> **Exercise goal**
Going through the data below, find how many lines include the word "avatar", and reply with that number alone.
================================
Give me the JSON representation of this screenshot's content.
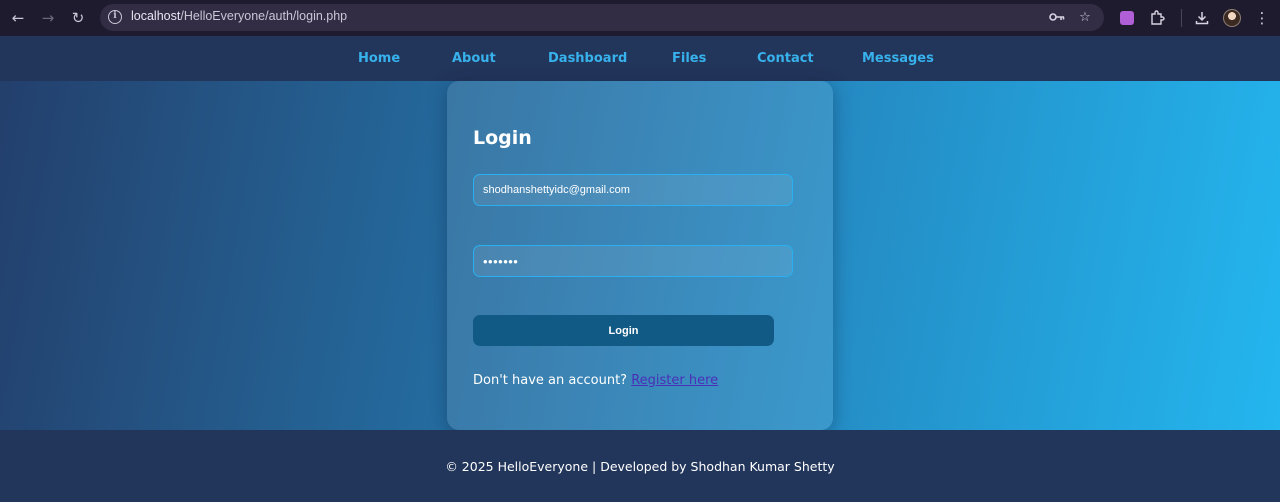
{
  "browser": {
    "url_host": "localhost",
    "url_path": "/HelloEveryone/auth/login.php",
    "icons": {
      "back": "arrow-left-icon",
      "forward": "arrow-right-icon",
      "reload": "reload-icon",
      "site_info": "info-icon",
      "password": "key-icon",
      "bookmark": "star-icon",
      "extension_app": "purple-extension-icon",
      "extensions": "puzzle-icon",
      "downloads": "download-icon",
      "profile": "avatar",
      "menu": "kebab-menu-icon"
    }
  },
  "nav": {
    "items": [
      {
        "label": "Home"
      },
      {
        "label": "About"
      },
      {
        "label": "Dashboard"
      },
      {
        "label": "Files"
      },
      {
        "label": "Contact"
      },
      {
        "label": "Messages"
      }
    ]
  },
  "login": {
    "title": "Login",
    "email_value": "shodhanshettyidc@gmail.com",
    "password_value": "•••••••",
    "button_label": "Login",
    "register_prompt": "Don't have an account?",
    "register_link": "Register here"
  },
  "footer": {
    "text": "© 2025 HelloEveryone | Developed by Shodhan Kumar Shetty"
  },
  "colors": {
    "header_bg": "#22355a",
    "nav_link": "#37b2ec",
    "gradient_start": "#233f6c",
    "gradient_end": "#24b6ef",
    "input_border": "#2ab0f0",
    "button_bg": "#125a86",
    "link": "#4a2fb8"
  }
}
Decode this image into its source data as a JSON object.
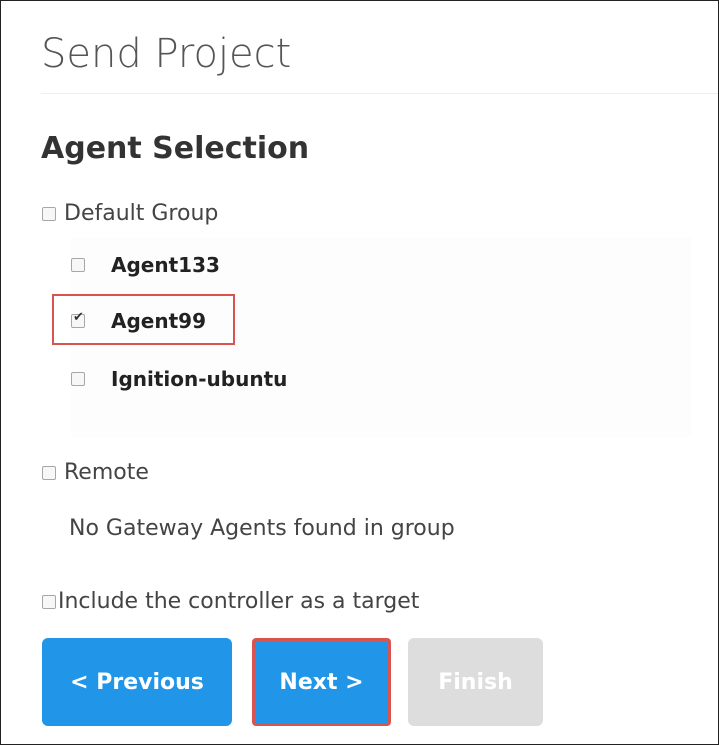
{
  "page": {
    "title": "Send Project",
    "section_title": "Agent Selection"
  },
  "groups": [
    {
      "label": "Default Group",
      "checked": false,
      "agents": [
        {
          "label": "Agent133",
          "checked": false
        },
        {
          "label": "Agent99",
          "checked": true
        },
        {
          "label": "Ignition-ubuntu",
          "checked": false
        }
      ]
    },
    {
      "label": "Remote",
      "checked": false,
      "empty_message": "No Gateway Agents found in group"
    }
  ],
  "include_controller": {
    "label": "Include the controller as a target",
    "checked": false
  },
  "buttons": {
    "previous": "< Previous",
    "next": "Next >",
    "finish": "Finish"
  },
  "colors": {
    "primary_button": "#2196e8",
    "disabled_button": "#dddddd",
    "highlight": "#d9534f"
  }
}
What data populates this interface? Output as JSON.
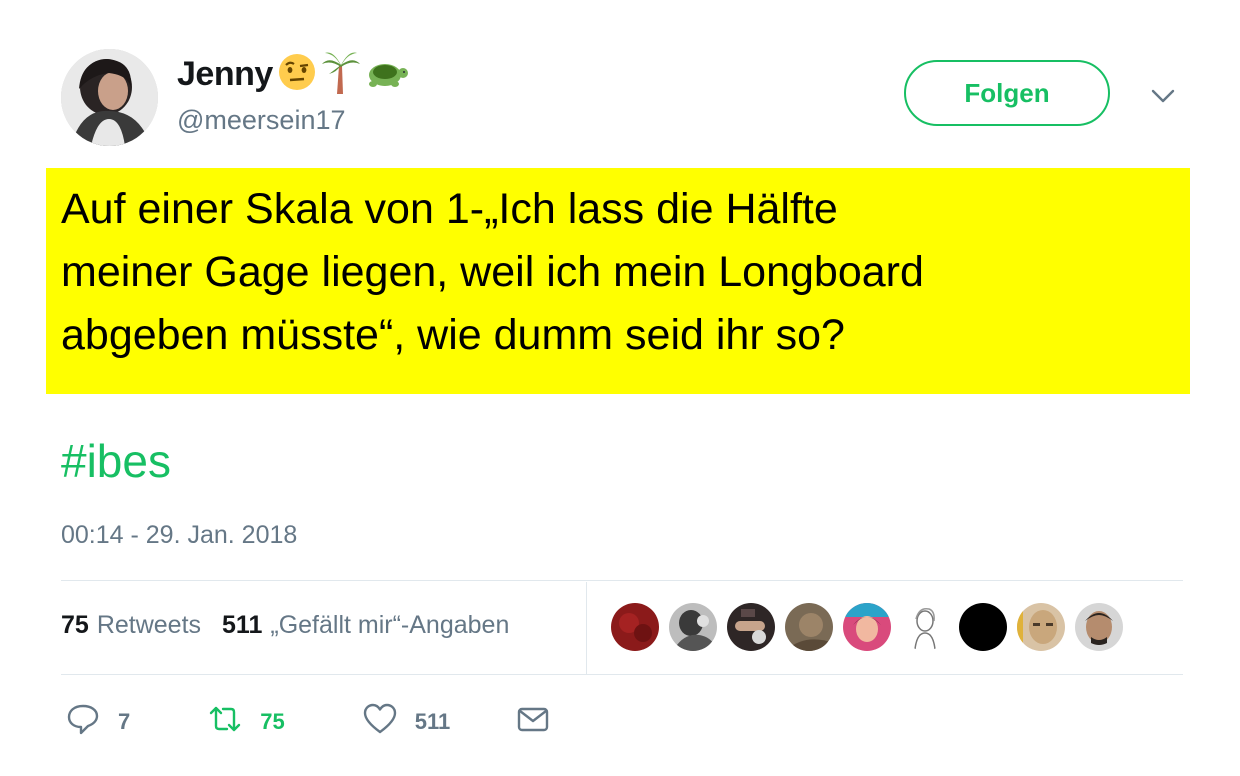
{
  "user": {
    "display_name": "Jenny",
    "name_emojis": [
      "face-with-raised-eyebrow",
      "palm-tree",
      "turtle"
    ],
    "handle": "@meersein17"
  },
  "follow_button": {
    "label": "Folgen"
  },
  "tweet": {
    "text": "Auf einer Skala von 1-„Ich lass die Hälfte\nmeiner Gage liegen, weil ich mein Longboard\nabgeben müsste“, wie dumm seid ihr so?",
    "hashtag": "#ibes",
    "highlight_color": "#ffff00",
    "timestamp": "00:14 - 29. Jan. 2018"
  },
  "stats": {
    "retweets_count": "75",
    "retweets_label": "Retweets",
    "likes_count": "511",
    "likes_label": "„Gefällt mir“-Angaben"
  },
  "likers": [
    {
      "icon": "avatar-red",
      "color": "#8b1a1a"
    },
    {
      "icon": "avatar-bw-photo",
      "color": "#6d6d6d"
    },
    {
      "icon": "avatar-dark-hand",
      "color": "#3b3433"
    },
    {
      "icon": "avatar-brown",
      "color": "#7a6a55"
    },
    {
      "icon": "avatar-pink-pattern",
      "color": "#c8336b"
    },
    {
      "icon": "avatar-sketch",
      "color": "#e8e8e8"
    },
    {
      "icon": "avatar-black",
      "color": "#000000"
    },
    {
      "icon": "avatar-face",
      "color": "#c9a77c"
    },
    {
      "icon": "avatar-man",
      "color": "#4a4440"
    }
  ],
  "actions": {
    "reply_count": "7",
    "retweet_count": "75",
    "like_count": "511"
  },
  "colors": {
    "accent": "#17bf63",
    "secondary_text": "#657786",
    "primary_text": "#14171a",
    "divider": "#e1e8ed"
  }
}
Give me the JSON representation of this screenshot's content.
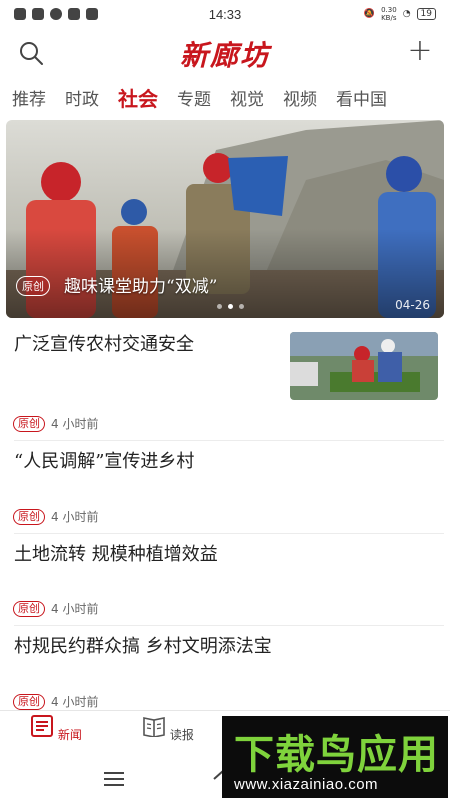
{
  "status_bar": {
    "time": "14:33",
    "net_speed": "0.30\nKB/s",
    "battery": "19"
  },
  "header": {
    "logo_text": "新廊坊",
    "search_icon": "search-icon",
    "add_icon": "plus-icon"
  },
  "tabs": [
    {
      "label": "推荐"
    },
    {
      "label": "时政"
    },
    {
      "label": "社会",
      "active": true
    },
    {
      "label": "专题"
    },
    {
      "label": "视觉"
    },
    {
      "label": "视频"
    },
    {
      "label": "看中国"
    }
  ],
  "hero": {
    "tag": "原创",
    "caption": "趣味课堂助力“双减”",
    "date": "04-26"
  },
  "news": [
    {
      "title": "广泛宣传农村交通安全",
      "tag": "原创",
      "time": "4  小时前"
    },
    {
      "title": "“人民调解”宣传进乡村",
      "tag": "原创",
      "time": "4  小时前"
    },
    {
      "title": "土地流转  规模种植增效益",
      "tag": "原创",
      "time": "4  小时前"
    },
    {
      "title": "村规民约群众搞  乡村文明添法宝",
      "tag": "原创",
      "time": "4  小时前"
    }
  ],
  "bottom_nav": [
    {
      "label": "新闻",
      "icon": "news-icon",
      "active": true
    },
    {
      "label": "读报",
      "icon": "newspaper-icon"
    }
  ],
  "watermark": {
    "brand": "下载鸟应用",
    "url": "www.xiazainiao.com"
  },
  "colors": {
    "accent": "#c8161d",
    "watermark_green": "#7fd33c"
  }
}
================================
> **Result of this exercise**
10